There is one other thing he offers. He offers us the opportunity to see the glory of God. Nathaniel is really impressed because Jesus knew he was under the fig tree without seeing him. Jesus said, “Look, that’s nothing. Come, follow me. Very truly I tell you, you will see heaven opened and the angels of God ascending and descending on the Son of Man. Come, follow me and you will see God at work. Come, follow me and you will see the power of God and the goodness of God. Come, follow me and you will have life. Follow me, take on my task, and witness God at work.”
Our theology of the Living Christ and our theology of the Word of God tells us that when Jesus says to Philip, “Come and follow me,” and when he says it 19 or 20 others times, we are not simply reading about when he said it to someone else. The Living Christ speaks from these pages. He calls to me and he calls to you. He calls to each one of us and says, “Come and follow me.” The decision is for each of us, “Will we follow?” How do we do that? How do we follow Christ? Do I have to leave my work and my family? Do I have to sell everything I have and give it to the poor? If I want to follow Jesus Christ, tell me how I can do that?
George McDonald was a great British preacher and a significant influence on the life of C.S. Lewis. George McDonald said, “Do this. Do one thing today because Christ tells you to do it. Do one thing today because Jesus says so.”
Peter says, “Lord, how many times should I forgive my brother?”
Jesus answers, “Seven times seventy.”
It is a number that means forever. In Hebrew culture, it is a word that means you don’t stop. Keep on forgiving.
So today, maybe it is for one of us to forgive. Jesus compliments the widow who gives her mite. Maybe for one of us, it is to give lavishly and generously some way in our lives.
In the Sermon on the Mount, Jesus says, “Return good for evil. Bless those who persecute you.” Maybe for one of us that is what we need to do.
Do one thing today simply because Jesus says it or don’t do one thing today. Refrain today from doing one thing because Jesus tells us not to. Don’t retaliate. If someone in your life is at odds with you, do not retaliate. If there is someone in your life that you find difficult to love, don’t hate them. Jesus says, “Love your enemies.
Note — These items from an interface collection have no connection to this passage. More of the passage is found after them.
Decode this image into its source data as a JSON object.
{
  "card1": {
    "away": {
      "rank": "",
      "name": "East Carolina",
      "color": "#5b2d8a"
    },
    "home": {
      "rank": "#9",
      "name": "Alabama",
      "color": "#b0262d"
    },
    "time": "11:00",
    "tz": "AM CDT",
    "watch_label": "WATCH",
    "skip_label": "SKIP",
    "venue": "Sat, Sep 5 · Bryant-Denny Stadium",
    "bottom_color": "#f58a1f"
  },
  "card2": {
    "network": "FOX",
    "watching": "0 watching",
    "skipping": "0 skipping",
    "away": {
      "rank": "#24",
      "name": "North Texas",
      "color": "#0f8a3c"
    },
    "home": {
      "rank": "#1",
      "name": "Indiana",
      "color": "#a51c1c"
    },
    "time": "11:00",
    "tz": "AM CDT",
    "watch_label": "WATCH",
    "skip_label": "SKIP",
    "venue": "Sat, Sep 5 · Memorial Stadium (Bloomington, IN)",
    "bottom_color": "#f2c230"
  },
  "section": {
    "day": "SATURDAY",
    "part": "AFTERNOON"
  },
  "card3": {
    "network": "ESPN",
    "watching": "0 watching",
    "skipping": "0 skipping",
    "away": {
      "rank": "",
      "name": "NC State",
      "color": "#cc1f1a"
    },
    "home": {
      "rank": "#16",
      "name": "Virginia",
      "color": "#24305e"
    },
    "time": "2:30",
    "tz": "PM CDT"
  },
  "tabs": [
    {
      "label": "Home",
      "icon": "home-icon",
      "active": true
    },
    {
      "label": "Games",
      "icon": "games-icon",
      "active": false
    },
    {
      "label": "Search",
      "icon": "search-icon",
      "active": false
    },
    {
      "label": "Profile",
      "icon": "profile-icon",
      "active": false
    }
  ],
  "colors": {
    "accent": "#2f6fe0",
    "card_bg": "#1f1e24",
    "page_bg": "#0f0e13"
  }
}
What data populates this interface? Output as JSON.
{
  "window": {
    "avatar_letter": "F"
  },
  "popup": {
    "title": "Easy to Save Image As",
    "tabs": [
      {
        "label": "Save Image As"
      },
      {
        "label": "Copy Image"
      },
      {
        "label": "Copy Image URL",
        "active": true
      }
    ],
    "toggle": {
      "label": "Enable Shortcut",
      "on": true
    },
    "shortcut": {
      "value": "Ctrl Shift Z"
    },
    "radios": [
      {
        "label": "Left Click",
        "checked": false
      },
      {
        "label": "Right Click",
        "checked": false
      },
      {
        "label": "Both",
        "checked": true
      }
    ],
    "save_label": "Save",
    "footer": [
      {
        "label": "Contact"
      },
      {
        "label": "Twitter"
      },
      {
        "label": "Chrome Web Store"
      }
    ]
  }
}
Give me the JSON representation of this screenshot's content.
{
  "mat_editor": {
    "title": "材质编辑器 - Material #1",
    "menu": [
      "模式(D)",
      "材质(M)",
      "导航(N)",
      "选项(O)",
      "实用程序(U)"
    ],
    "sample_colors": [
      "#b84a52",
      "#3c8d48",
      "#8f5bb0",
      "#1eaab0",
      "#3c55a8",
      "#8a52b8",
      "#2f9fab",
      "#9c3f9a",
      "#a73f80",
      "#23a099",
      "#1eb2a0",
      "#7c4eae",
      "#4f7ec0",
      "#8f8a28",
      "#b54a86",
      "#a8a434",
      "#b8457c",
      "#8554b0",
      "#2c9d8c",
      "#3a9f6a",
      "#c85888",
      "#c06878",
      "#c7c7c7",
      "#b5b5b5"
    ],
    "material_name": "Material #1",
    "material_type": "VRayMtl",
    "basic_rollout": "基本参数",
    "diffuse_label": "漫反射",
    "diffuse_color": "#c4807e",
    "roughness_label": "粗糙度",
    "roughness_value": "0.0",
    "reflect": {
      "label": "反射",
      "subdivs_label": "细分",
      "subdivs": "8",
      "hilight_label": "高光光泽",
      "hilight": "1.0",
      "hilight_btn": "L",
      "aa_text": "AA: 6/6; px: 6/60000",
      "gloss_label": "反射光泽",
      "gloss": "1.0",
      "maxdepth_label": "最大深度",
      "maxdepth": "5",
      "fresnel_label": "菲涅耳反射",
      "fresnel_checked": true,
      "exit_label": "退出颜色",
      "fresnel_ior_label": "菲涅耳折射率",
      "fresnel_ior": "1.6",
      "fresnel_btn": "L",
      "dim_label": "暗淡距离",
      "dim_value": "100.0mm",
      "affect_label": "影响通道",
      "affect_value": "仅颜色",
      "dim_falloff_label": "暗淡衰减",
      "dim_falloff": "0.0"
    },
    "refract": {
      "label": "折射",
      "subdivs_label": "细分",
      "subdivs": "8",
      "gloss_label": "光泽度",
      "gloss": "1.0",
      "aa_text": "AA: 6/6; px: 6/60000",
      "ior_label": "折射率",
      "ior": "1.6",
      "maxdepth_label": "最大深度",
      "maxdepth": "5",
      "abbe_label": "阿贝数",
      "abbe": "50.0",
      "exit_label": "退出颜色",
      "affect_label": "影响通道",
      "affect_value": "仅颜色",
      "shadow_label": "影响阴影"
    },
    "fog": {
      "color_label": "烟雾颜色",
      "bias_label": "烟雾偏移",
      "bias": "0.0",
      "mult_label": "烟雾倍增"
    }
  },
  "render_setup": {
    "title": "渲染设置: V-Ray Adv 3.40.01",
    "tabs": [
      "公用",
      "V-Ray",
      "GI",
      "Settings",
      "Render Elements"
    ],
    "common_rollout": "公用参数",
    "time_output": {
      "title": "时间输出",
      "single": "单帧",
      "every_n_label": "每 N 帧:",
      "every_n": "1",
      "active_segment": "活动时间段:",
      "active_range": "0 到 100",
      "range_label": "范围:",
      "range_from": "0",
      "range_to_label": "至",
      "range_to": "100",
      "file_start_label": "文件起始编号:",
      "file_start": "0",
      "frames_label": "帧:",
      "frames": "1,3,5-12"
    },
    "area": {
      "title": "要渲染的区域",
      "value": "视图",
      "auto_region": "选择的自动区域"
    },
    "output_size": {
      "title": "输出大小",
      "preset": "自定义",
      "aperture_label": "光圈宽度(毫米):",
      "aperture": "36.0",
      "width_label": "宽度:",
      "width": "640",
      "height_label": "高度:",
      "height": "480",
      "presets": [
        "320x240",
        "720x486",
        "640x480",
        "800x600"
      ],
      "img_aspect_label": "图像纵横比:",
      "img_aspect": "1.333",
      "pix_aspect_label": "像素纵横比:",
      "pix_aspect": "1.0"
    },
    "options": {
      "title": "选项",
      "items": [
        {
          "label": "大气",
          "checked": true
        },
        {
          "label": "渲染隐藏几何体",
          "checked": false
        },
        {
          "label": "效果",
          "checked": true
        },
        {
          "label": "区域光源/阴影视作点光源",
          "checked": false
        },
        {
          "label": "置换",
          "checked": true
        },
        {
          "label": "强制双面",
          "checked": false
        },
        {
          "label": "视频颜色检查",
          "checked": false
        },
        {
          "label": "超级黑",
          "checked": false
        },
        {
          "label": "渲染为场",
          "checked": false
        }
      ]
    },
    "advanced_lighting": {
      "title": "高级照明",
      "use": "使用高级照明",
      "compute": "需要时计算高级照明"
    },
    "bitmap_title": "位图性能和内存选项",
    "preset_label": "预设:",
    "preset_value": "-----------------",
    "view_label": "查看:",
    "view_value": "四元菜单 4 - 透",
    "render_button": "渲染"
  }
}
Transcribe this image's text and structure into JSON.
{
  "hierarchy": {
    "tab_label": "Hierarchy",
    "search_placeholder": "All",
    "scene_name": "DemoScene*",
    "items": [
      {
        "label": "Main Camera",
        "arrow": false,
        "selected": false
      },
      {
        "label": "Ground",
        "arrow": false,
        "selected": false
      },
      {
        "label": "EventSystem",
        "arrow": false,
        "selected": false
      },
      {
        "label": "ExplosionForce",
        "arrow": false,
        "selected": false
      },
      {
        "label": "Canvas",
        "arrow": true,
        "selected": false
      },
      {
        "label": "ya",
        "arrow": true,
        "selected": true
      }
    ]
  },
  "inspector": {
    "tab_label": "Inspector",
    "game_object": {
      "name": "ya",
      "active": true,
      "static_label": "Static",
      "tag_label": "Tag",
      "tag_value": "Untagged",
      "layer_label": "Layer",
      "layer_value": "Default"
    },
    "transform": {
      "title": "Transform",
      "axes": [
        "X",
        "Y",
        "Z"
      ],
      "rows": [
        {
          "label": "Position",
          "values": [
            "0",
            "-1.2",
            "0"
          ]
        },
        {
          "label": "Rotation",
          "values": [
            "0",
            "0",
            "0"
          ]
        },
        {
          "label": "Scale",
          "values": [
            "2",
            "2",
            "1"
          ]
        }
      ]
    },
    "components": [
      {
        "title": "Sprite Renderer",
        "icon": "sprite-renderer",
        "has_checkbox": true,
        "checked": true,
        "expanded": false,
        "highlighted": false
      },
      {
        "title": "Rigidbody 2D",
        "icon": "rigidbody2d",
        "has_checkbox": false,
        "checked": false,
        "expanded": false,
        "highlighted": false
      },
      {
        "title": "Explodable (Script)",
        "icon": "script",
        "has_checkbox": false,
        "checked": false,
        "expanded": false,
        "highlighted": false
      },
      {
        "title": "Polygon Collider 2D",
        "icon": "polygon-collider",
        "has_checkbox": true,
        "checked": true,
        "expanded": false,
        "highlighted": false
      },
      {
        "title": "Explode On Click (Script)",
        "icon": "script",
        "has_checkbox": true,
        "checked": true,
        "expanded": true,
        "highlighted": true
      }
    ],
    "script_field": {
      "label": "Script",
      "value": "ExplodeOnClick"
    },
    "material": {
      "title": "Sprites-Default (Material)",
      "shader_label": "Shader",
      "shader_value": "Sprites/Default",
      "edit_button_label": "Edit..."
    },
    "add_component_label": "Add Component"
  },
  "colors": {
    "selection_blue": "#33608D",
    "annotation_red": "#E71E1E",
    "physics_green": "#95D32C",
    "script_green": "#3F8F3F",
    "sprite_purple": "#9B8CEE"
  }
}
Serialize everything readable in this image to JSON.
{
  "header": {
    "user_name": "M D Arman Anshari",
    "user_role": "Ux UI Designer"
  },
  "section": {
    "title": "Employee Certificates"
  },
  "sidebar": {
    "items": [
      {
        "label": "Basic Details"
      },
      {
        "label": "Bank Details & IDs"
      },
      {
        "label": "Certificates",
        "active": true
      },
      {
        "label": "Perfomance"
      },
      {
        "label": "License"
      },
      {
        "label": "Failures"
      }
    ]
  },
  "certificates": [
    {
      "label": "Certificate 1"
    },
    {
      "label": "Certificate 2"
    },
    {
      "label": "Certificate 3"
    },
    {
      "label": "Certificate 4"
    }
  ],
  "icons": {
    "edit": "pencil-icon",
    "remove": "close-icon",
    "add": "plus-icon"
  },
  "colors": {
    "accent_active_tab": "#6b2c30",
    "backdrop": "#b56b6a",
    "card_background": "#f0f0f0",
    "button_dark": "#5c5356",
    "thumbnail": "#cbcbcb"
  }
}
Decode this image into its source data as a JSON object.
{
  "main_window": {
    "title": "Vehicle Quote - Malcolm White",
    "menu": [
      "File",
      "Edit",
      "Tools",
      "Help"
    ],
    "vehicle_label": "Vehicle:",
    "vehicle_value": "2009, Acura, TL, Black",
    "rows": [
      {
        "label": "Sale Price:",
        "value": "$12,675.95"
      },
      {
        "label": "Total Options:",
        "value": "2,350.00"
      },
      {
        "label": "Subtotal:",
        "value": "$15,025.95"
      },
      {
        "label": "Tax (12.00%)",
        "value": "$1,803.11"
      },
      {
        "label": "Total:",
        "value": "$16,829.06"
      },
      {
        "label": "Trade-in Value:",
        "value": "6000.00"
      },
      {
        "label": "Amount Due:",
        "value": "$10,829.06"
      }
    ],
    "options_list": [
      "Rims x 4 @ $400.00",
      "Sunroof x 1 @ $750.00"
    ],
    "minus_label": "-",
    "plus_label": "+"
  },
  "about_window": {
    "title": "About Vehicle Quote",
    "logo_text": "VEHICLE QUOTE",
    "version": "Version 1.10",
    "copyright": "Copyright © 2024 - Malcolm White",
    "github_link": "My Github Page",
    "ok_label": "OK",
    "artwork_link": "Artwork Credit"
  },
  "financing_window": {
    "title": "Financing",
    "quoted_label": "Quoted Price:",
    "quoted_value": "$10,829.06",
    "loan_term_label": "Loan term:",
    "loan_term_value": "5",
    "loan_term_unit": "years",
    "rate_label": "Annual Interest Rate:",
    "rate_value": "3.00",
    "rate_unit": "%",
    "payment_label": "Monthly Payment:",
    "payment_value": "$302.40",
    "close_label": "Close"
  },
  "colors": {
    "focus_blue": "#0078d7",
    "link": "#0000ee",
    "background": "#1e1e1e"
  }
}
Even the pagans love people who love them.” Don’t hate other people.
The call comes to each of us. Come, follow me. Do one thing today just because we know it is what Jesus would have us do. Stop doing one thing today because we know Jesus would have us stop doing it. Then we are on the path, we are on the way, we are participating in the work and who knows where the road will take us tomorrow or the next day or next week.
Twenty times he says, “Follow me.” We know about Andrew, Peter, James, John, Philip, Levi, and a few others. But there are some whose names we do not know because they were busy and preoccupied. The word comes to them and Jesus says, “Come, follow me,” but they have something else to do. What are their names? None of us know. They are simply footnotes in the New Testament about what could have been if they had gone.
Come, follow me and participate in the work of the kingdom and see the glory of God.
Joel Snider is a coach for the Center for Healthy Churches.